As people age, one of the worries is memory decline. While forgetfulness can be a normal part of ageing, cognitive decline such as memory loss has been a top health concern. A new study has found that playing digital puzzle games can improve older adults’ memory and concentration.
The study by researchers from the University of York involved adults aged 60 as well as young people. The findings showed that older adults who play digital puzzle games had a greater ability to ignore irrelevant distractions. Notably, those who played strategy games did not show the same improvements in memory or concentration, according to the university’s press statement.
As humans age, their mental abilities go through a decline, specifically, the ability to remember a myriad of things at a time, which is known as working memory. It peaks between the ages of 20 and 30 and slows declines as people age. Previous studies have also shown that how we hold information in the brain changes as we get older, according to the statement. Hence, for the research, the researchers examined the impact of different types of stimulation such as gaming.
Previous research has focused on action games as a way of helping memory and attention but the new analysis shows that these elements do not impact younger adults significantly, according to the researchers. Instead, the strategy elements such as planning and problem-solving help in improving memory and attention in young people. However, this is not seen in older adults and currently, there is a lack of research to understand the reason.
“Puzzle games for older people had this surprising ability to support mental capabilities to the extent that memory and concentration levels were the same as a 20 year-olds who had not played puzzle games,” Joe Cutting, from the University of York’s Department of Computer Science, said in the statement.
The researchers observed a contrast between the participants of different age groups.
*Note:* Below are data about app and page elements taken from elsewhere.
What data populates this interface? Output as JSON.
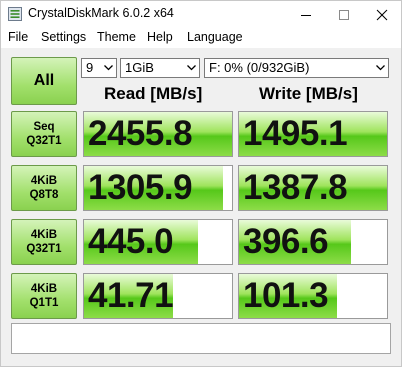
{
  "window": {
    "title": "CrystalDiskMark 6.0.2 x64",
    "controls": {
      "minimize": "minimize-icon",
      "maximize": "maximize-icon",
      "close": "close-icon"
    }
  },
  "menu": [
    "File",
    "Settings",
    "Theme",
    "Help",
    "Language"
  ],
  "toolbar": {
    "all_label": "All",
    "count": "9",
    "size": "1GiB",
    "drive": "F: 0% (0/932GiB)"
  },
  "headers": {
    "read": "Read [MB/s]",
    "write": "Write [MB/s]"
  },
  "tests": [
    {
      "line1": "Seq",
      "line2": "Q32T1",
      "read": "2455.8",
      "write": "1495.1",
      "read_fill": 1.0,
      "write_fill": 1.0
    },
    {
      "line1": "4KiB",
      "line2": "Q8T8",
      "read": "1305.9",
      "write": "1387.8",
      "read_fill": 0.94,
      "write_fill": 1.0
    },
    {
      "line1": "4KiB",
      "line2": "Q32T1",
      "read": "445.0",
      "write": "396.6",
      "read_fill": 0.77,
      "write_fill": 0.76
    },
    {
      "line1": "4KiB",
      "line2": "Q1T1",
      "read": "41.71",
      "write": "101.3",
      "read_fill": 0.6,
      "write_fill": 0.66
    }
  ],
  "comment": "",
  "colors": {
    "accent_green": "#8ad14f",
    "title_bg": "#ffffff",
    "window_bg": "#f0f0f0"
  }
}
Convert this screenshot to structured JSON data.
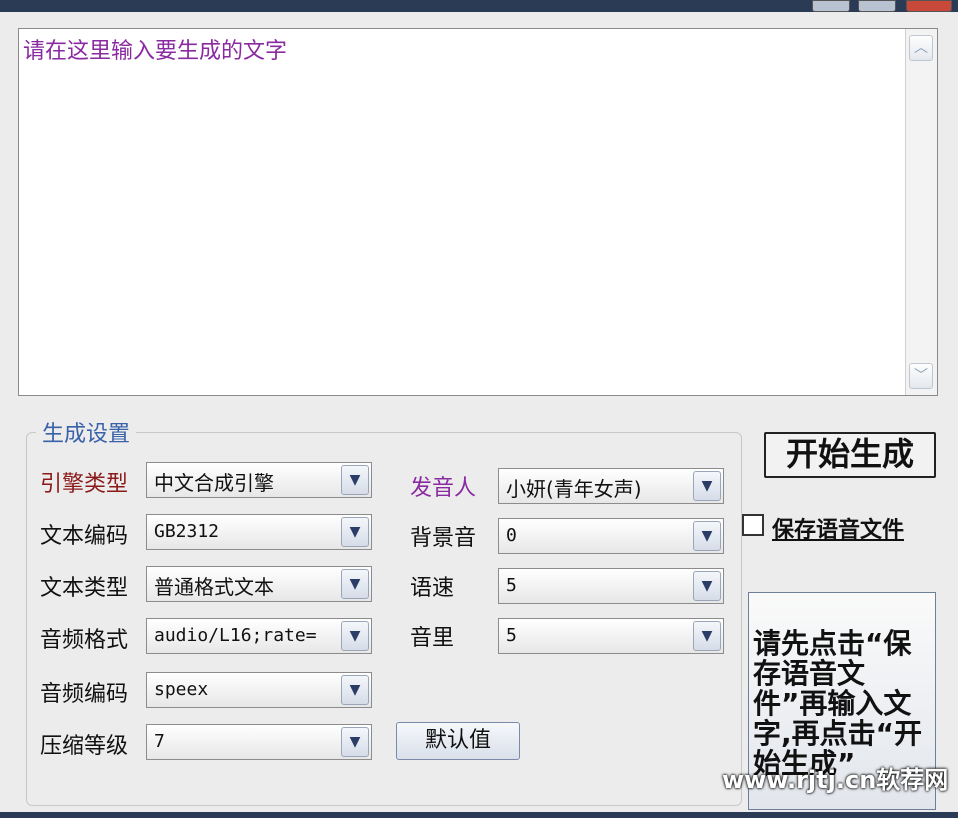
{
  "input": {
    "placeholder": "请在这里输入要生成的文字"
  },
  "settings": {
    "group_title": "生成设置",
    "left": [
      {
        "label": "引擎类型",
        "value": "中文合成引擎"
      },
      {
        "label": "文本编码",
        "value": "GB2312"
      },
      {
        "label": "文本类型",
        "value": "普通格式文本"
      },
      {
        "label": "音频格式",
        "value": "audio/L16;rate="
      },
      {
        "label": "音频编码",
        "value": "speex"
      },
      {
        "label": "压缩等级",
        "value": "7"
      }
    ],
    "right": [
      {
        "label": "发音人",
        "value": "小妍(青年女声)"
      },
      {
        "label": "背景音",
        "value": "0"
      },
      {
        "label": "语速",
        "value": "5"
      },
      {
        "label": "音里",
        "value": "5"
      }
    ],
    "default_button": "默认值"
  },
  "actions": {
    "start_button": "开始生成",
    "save_checkbox_label": "保存语音文件",
    "save_checked": false,
    "hint": "请先点击“保存语音文件”再输入文字,再点击“开始生成”"
  },
  "icons": {
    "dropdown": "chevron-down-icon",
    "scroll_up": "chevron-up-icon",
    "scroll_down": "chevron-down-icon"
  },
  "watermark": "www.rjtj.cn软荐网"
}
Older people were more likely to forget elements when distracted if they only played strategy games, and young people could not focus their attention well if they played only puzzle games.
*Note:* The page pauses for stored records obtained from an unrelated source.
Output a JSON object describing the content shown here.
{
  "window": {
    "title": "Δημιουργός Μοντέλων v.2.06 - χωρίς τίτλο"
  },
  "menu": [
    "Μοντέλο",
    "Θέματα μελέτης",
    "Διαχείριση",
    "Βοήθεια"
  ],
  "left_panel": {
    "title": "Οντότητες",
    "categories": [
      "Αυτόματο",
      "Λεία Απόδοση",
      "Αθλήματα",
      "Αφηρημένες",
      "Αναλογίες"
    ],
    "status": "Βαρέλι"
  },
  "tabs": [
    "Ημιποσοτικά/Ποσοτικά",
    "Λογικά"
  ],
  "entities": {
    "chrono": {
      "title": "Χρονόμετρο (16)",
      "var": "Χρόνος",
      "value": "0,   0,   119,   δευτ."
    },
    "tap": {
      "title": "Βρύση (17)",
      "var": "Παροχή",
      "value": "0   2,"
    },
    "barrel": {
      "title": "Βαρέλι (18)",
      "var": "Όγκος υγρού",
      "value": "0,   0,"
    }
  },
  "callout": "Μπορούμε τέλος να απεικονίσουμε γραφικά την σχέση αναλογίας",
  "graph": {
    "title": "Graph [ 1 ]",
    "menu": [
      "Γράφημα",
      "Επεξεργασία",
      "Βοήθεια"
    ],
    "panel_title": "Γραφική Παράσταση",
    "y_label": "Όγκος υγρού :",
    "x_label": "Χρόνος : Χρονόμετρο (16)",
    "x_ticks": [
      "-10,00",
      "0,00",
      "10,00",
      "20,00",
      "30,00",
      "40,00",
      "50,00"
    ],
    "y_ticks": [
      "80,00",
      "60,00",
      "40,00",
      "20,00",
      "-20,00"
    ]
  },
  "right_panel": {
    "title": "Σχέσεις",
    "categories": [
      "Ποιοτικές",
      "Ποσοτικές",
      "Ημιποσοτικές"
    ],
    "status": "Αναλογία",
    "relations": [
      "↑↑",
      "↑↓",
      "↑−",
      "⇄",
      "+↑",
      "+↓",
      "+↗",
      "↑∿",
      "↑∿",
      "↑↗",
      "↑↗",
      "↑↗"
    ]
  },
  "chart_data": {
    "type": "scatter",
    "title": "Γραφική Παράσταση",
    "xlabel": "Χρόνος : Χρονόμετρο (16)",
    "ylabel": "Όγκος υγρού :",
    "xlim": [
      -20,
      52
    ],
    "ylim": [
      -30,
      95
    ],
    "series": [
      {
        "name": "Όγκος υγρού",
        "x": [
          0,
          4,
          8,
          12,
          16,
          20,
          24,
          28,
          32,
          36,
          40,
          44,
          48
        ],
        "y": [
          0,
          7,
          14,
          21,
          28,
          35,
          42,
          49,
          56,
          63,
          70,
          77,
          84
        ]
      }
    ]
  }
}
Recently, another study linked improvement in memory with puzzles. In July, a new study by researchers from Monash University showed that older participants who regularly engaged in activities solving puzzles were less likely to develop dementia. The researchers said that such activities could support prolonged cognitive health.